What needs to be done =
In the entries below, find each line bearing the string "with" and copy it.

Supplied material =

============

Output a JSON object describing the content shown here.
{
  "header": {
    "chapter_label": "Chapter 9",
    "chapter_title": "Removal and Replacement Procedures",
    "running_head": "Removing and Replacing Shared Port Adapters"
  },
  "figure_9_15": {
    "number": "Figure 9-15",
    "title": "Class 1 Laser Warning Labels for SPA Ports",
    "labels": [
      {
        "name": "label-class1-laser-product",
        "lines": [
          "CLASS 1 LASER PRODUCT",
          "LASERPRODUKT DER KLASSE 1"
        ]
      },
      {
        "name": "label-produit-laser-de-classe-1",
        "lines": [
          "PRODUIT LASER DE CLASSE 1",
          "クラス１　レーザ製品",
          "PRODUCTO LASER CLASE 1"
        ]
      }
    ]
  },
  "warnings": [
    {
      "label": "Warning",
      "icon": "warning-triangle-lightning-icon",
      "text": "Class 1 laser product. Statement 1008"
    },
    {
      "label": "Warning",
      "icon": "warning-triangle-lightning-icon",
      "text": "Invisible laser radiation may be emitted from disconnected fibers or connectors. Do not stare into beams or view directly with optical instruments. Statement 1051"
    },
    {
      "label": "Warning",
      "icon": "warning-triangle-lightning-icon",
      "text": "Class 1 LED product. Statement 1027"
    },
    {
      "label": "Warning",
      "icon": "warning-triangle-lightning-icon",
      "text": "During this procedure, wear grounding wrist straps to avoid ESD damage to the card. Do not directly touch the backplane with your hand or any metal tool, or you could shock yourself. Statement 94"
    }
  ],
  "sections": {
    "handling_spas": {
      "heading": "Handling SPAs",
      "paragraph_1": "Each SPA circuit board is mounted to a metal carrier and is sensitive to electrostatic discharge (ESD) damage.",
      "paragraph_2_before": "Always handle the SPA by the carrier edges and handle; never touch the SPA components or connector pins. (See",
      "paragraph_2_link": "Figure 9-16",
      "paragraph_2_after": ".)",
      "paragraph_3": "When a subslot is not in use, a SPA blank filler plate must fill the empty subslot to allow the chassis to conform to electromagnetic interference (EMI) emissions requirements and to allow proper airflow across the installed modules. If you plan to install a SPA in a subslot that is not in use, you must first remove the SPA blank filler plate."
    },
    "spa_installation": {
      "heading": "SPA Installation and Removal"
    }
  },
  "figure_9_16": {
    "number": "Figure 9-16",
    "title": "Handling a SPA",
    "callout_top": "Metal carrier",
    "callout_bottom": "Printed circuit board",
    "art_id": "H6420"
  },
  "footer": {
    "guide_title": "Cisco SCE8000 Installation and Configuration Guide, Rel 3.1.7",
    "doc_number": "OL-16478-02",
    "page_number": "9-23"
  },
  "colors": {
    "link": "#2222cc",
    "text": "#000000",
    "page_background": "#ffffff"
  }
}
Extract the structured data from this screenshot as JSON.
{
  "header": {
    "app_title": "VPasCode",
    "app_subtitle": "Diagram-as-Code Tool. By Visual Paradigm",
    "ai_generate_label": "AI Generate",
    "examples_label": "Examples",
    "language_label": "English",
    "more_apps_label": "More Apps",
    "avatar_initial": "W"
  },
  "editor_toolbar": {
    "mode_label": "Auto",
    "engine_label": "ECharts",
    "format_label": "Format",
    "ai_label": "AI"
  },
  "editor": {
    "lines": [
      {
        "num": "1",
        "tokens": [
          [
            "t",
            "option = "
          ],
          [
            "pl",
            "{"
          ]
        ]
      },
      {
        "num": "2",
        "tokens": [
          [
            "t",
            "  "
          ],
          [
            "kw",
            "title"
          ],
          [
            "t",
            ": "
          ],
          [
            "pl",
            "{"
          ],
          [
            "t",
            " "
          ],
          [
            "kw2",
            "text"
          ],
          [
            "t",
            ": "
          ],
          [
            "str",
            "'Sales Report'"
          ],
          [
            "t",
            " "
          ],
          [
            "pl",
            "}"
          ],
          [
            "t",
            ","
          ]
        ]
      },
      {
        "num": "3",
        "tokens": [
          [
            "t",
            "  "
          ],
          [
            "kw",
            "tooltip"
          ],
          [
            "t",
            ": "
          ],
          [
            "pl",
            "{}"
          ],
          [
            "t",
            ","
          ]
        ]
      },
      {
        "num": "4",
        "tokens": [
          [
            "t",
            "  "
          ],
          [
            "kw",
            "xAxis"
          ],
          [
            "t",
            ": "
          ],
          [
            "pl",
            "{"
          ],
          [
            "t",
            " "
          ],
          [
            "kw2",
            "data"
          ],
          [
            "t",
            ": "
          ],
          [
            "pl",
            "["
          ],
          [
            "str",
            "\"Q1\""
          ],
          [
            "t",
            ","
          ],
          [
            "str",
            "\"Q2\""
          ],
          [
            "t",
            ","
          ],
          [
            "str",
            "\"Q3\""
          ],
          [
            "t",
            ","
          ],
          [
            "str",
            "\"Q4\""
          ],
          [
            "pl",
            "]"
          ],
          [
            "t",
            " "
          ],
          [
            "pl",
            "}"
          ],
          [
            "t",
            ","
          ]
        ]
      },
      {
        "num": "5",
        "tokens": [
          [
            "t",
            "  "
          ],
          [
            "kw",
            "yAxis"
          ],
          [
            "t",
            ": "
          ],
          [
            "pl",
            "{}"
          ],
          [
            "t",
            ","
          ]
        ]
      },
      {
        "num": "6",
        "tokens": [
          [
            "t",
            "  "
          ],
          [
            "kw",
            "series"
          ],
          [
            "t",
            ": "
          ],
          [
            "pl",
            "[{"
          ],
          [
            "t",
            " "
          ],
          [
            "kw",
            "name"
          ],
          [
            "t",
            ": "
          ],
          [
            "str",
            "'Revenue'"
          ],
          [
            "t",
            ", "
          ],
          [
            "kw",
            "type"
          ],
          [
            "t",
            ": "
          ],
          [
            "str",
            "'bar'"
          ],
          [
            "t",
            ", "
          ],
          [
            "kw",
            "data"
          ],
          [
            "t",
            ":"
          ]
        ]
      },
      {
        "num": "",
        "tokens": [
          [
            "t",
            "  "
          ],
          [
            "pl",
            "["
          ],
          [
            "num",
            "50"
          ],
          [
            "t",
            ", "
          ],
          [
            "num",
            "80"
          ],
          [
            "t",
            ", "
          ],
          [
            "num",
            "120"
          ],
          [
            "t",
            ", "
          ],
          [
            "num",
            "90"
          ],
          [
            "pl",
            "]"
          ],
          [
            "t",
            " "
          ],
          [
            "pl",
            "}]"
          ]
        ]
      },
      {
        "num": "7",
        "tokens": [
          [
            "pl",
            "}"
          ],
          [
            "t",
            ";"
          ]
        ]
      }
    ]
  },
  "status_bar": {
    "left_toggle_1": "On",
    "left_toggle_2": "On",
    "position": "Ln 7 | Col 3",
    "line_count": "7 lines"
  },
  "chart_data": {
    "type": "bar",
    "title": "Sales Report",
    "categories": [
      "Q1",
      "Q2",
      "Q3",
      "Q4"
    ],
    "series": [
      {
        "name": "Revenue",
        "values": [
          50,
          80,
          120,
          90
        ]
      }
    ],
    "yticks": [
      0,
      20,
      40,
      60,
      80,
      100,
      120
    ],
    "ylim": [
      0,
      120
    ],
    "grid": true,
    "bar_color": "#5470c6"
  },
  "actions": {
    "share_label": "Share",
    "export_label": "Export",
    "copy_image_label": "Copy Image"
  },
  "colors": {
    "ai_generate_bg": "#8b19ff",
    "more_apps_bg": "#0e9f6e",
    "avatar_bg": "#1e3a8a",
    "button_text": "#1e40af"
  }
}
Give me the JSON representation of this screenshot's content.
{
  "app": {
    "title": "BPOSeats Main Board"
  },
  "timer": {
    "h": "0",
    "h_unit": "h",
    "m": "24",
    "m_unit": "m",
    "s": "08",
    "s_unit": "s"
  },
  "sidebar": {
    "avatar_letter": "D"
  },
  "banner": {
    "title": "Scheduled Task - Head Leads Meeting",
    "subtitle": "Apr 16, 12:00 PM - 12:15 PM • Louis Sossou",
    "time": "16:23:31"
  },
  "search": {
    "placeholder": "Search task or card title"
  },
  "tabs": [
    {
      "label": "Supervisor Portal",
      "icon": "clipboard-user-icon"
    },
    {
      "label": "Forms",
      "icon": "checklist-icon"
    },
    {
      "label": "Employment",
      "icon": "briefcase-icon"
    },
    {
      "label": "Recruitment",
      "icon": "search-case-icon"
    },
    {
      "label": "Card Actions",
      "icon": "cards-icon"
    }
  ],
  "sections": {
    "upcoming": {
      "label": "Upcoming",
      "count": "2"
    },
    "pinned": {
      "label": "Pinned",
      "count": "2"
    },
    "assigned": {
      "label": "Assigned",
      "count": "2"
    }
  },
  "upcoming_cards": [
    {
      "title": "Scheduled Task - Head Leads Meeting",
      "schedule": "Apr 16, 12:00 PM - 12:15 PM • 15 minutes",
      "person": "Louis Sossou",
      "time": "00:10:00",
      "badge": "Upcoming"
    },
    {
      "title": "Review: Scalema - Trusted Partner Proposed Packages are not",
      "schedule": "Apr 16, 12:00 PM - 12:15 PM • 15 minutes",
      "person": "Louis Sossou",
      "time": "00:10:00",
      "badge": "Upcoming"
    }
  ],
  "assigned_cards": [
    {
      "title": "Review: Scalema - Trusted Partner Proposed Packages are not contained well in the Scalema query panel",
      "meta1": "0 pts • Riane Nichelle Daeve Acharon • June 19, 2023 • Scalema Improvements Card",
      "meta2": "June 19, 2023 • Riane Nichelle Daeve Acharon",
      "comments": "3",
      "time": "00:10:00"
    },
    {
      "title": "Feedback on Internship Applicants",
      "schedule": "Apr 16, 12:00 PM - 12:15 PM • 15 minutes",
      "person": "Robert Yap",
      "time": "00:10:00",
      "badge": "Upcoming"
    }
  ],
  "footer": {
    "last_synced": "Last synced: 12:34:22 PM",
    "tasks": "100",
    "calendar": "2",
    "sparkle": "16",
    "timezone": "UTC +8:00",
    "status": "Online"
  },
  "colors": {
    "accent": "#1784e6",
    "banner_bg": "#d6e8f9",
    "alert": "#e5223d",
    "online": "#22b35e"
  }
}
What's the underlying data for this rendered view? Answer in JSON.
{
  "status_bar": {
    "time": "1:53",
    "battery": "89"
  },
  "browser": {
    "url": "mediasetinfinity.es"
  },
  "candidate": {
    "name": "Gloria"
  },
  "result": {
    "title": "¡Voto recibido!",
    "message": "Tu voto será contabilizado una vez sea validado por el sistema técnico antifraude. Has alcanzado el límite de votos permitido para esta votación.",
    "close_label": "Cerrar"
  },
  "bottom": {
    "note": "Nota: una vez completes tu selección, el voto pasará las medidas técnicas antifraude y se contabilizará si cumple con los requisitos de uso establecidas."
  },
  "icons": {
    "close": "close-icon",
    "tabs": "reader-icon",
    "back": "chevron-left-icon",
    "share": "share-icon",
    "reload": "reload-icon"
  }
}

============

Answer space =
      "text": "Invisible laser radiation may be emitted from disconnected fibers or connectors. Do not stare into beams or view directly with optical instruments. Statement 1051"
      "text": "During this procedure, wear grounding wrist straps to avoid ESD damage to the card. Do not directly touch the backplane with your hand or any metal tool, or you could shock yourself. Statement 94"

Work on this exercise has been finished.